The history of Turkmenistan is strongly marked by its geographical position. The country is in fact located at the crossroads of that network of routes commonly known as the ‘Silk Road’ that linked Beijing to the Mediterranean Basin.
The Silk Road has been, over the centuries, the most important transit and transportation corridor of ideas and trade between China and the Western world.
Several armies reached the territories of modern Turkmenistan. In the 6th century BC the area of what is now Turkmenistan was part of the Persian Empire of the Parthians. In the 4th century BC Alexander the Great conquered Central Asia, then, in the 7th century AD, the Arabs conquered the region and converted the inhabitants to Islam; and in the middle 11th century, the Nomadic Selijuk tribes arrived in Turkmenistan in an attempt to expand into Afghanistan. Then in the second half of the 12th century, the Turkmen lost their independence when Genghis Khan conquered the region.
In the seven following centuries the Turkmen endured several dominations and constant wars between tribes until the time of the ‘Great Game’ a term referring to the strategic rivalry for supremacy in Central Asia, between the British Empire and Tsarist Russia. The Anglo-Russian Convention of 1907 brought to a close the period of the Great Game. Russia, in the meantime had gained control of Turkmenistan (1894) and incorporated it into its empire. After the outbreak of the Bolshevik revolution Turkmenistan, with the British support, was able to establish an independent government, but in 1920 the country was re-conquered by the Red Army, and, in 1924 the Turkmen Soviet Socialist Republic within the USSR was established. From that moment on, the Soviet Turkmenistan, like the other USSR territories, was subjected to the Soviet nationality policy aimed at the creation of a Soviet socialist state.
Traditional and tribal structures were gradually eliminated to pave the way to the development of a sense of national identity, through a standardized language, and other features of modern nationhood. Basically, the Soviet nationality policy modified radically the Turkmen’s life style in several ways. They had always been nomadic and were forced to become a sedentary population. The Arabic script was replaced by the Latin alphabet first and then by the Cyrillic one. Even economic policies were also meant to promote the eradication of ethnic differences and the creation of a standardized Soviet man.

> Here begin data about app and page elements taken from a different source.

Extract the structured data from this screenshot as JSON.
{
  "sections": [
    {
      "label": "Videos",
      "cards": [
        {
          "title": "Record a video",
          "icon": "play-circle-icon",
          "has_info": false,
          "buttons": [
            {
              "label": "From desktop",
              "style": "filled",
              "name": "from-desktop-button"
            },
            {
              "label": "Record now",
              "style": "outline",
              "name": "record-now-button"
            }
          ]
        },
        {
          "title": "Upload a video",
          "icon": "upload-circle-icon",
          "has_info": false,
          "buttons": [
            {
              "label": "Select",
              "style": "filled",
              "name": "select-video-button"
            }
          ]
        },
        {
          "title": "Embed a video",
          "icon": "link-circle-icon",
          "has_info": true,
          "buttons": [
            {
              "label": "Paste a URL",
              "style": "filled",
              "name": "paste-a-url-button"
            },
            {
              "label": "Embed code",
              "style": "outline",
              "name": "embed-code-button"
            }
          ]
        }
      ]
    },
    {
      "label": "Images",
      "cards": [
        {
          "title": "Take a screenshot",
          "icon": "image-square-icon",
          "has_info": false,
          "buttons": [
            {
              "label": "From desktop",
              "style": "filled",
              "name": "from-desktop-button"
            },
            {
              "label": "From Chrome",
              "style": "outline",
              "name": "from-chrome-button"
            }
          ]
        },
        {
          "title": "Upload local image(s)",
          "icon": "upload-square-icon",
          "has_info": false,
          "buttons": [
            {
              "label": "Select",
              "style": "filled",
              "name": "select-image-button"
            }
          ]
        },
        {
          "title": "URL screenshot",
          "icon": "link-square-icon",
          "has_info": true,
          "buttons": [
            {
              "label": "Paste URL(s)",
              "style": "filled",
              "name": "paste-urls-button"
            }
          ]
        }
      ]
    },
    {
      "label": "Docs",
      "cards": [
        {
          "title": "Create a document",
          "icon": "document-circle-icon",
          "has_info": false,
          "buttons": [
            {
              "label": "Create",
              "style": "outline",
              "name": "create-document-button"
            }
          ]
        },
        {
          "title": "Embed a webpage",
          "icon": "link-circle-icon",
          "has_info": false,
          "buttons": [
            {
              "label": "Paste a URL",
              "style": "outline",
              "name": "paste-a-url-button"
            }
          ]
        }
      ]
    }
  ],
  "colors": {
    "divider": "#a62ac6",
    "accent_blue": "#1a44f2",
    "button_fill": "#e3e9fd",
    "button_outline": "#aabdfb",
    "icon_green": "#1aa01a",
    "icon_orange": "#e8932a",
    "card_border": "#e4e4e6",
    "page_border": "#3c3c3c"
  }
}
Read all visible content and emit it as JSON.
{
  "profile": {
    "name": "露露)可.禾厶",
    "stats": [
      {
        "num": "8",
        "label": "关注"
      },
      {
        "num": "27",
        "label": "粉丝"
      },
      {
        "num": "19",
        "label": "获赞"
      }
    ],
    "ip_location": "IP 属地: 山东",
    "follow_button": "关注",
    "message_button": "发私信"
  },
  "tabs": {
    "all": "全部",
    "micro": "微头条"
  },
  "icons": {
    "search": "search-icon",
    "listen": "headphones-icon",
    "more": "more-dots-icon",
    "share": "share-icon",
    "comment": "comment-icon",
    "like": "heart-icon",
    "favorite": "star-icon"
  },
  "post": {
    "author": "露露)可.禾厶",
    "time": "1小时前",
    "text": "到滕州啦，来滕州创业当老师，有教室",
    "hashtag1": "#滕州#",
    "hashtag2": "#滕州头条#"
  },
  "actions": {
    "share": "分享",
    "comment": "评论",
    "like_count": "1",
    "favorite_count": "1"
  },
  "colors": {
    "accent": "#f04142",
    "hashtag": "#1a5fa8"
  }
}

The Soviet reorganization of agriculture definitively destroyed what had remained of the nomadic life style in Turkmenistan.

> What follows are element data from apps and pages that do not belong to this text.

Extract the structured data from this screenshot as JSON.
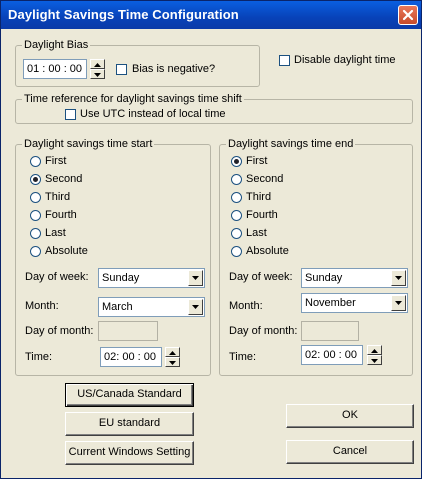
{
  "window": {
    "title": "Daylight Savings Time Configuration"
  },
  "icons": {
    "close": "close-icon",
    "dropdown": "chevron-down-icon",
    "spin_up": "spin-up-icon",
    "spin_down": "spin-down-icon"
  },
  "bias": {
    "legend": "Daylight Bias",
    "value": "01 : 00 : 00",
    "negative_label": "Bias is negative?",
    "negative_checked": false
  },
  "disable_daylight": {
    "label": "Disable daylight time",
    "checked": false
  },
  "time_reference": {
    "legend": "Time reference for daylight savings time shift",
    "utc_label": "Use UTC instead of local time",
    "utc_checked": false
  },
  "start": {
    "legend": "Daylight savings time start",
    "options": [
      "First",
      "Second",
      "Third",
      "Fourth",
      "Last",
      "Absolute"
    ],
    "selected": "Second",
    "day_of_week_label": "Day of week:",
    "day_of_week": "Sunday",
    "month_label": "Month:",
    "month": "March",
    "day_of_month_label": "Day of month:",
    "day_of_month": "",
    "time_label": "Time:",
    "time": "02: 00 : 00"
  },
  "end": {
    "legend": "Daylight savings time end",
    "options": [
      "First",
      "Second",
      "Third",
      "Fourth",
      "Last",
      "Absolute"
    ],
    "selected": "First",
    "day_of_week_label": "Day of week:",
    "day_of_week": "Sunday",
    "month_label": "Month:",
    "month": "November",
    "day_of_month_label": "Day of month:",
    "day_of_month": "",
    "time_label": "Time:",
    "time": "02: 00 : 00"
  },
  "buttons": {
    "us_canada": "US/Canada Standard",
    "eu": "EU standard",
    "current_windows": "Current Windows Setting",
    "ok": "OK",
    "cancel": "Cancel"
  }
}
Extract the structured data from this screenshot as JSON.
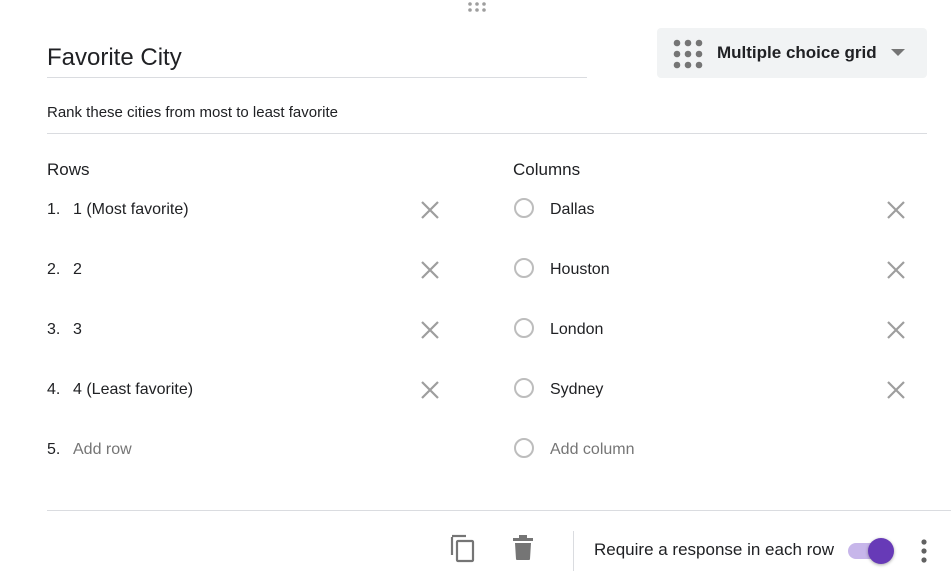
{
  "question": {
    "title": "Favorite City",
    "description": "Rank these cities from most to least favorite",
    "type_label": "Multiple choice grid"
  },
  "rows": {
    "header": "Rows",
    "items": [
      {
        "num": "1.",
        "label": "1 (Most favorite)"
      },
      {
        "num": "2.",
        "label": "2"
      },
      {
        "num": "3.",
        "label": "3"
      },
      {
        "num": "4.",
        "label": "4 (Least favorite)"
      }
    ],
    "add": {
      "num": "5.",
      "placeholder": "Add row"
    }
  },
  "columns": {
    "header": "Columns",
    "items": [
      {
        "label": "Dallas"
      },
      {
        "label": "Houston"
      },
      {
        "label": "London"
      },
      {
        "label": "Sydney"
      }
    ],
    "add": {
      "placeholder": "Add column"
    }
  },
  "footer": {
    "require_label": "Require a response in each row",
    "require_enabled": true
  },
  "colors": {
    "accent": "#673ab7",
    "accent_track": "#c7b6ea",
    "icon_gray": "#9e9e9e"
  },
  "icons": {
    "drag": "drag-handle-icon",
    "type": "grid-dots-icon",
    "remove": "close-icon",
    "duplicate": "copy-icon",
    "delete": "trash-icon",
    "more": "more-vert-icon"
  }
}
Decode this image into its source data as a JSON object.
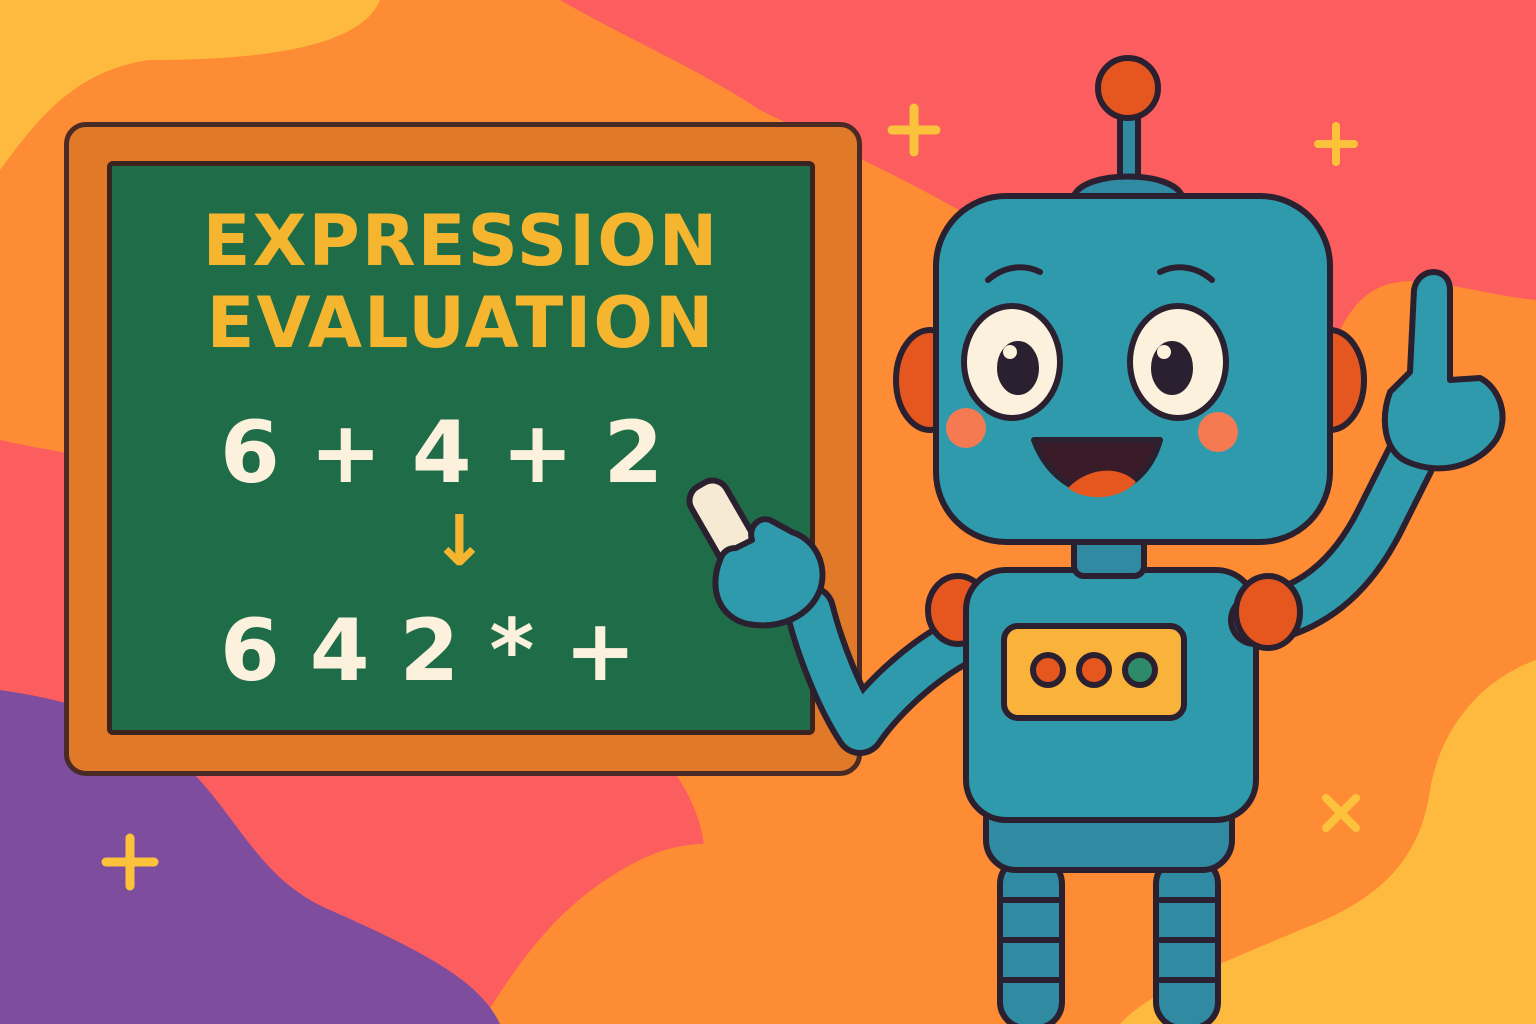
{
  "colors": {
    "board_green": "#1f6d48",
    "board_frame": "#e07a28",
    "title_yellow": "#f5b52e",
    "chalk_white": "#fbf1dc",
    "robot_teal": "#2f9aab",
    "accent_orange": "#e6561f"
  },
  "board": {
    "title_line1": "EXPRESSION",
    "title_line2": "EVALUATION",
    "infix_expression": "6 + 4 + 2",
    "arrow": "↓",
    "postfix_expression": "6 4 2 * +"
  },
  "decorations": {
    "sparkle_symbols": [
      "+",
      "+",
      "+",
      "×"
    ]
  }
}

The forced process of industrialization which, however, lasted only until the 30’s, implied the migration of Russian ethnic technicians and workers to the newly acquired territories of the USSR, not only for the realization of works (such as, the Karakum Canal), but individuals were persuaded and often forced to inhabit the newly annexed regions in order to make republics ethnically diverse by ‘absorbing the Russian blood’, to create the ‘new man’ or better the ‘Soviet man’. However, the Turkmen people never gave in completely and their identity survived the Soviet nationality policy. (F.R.)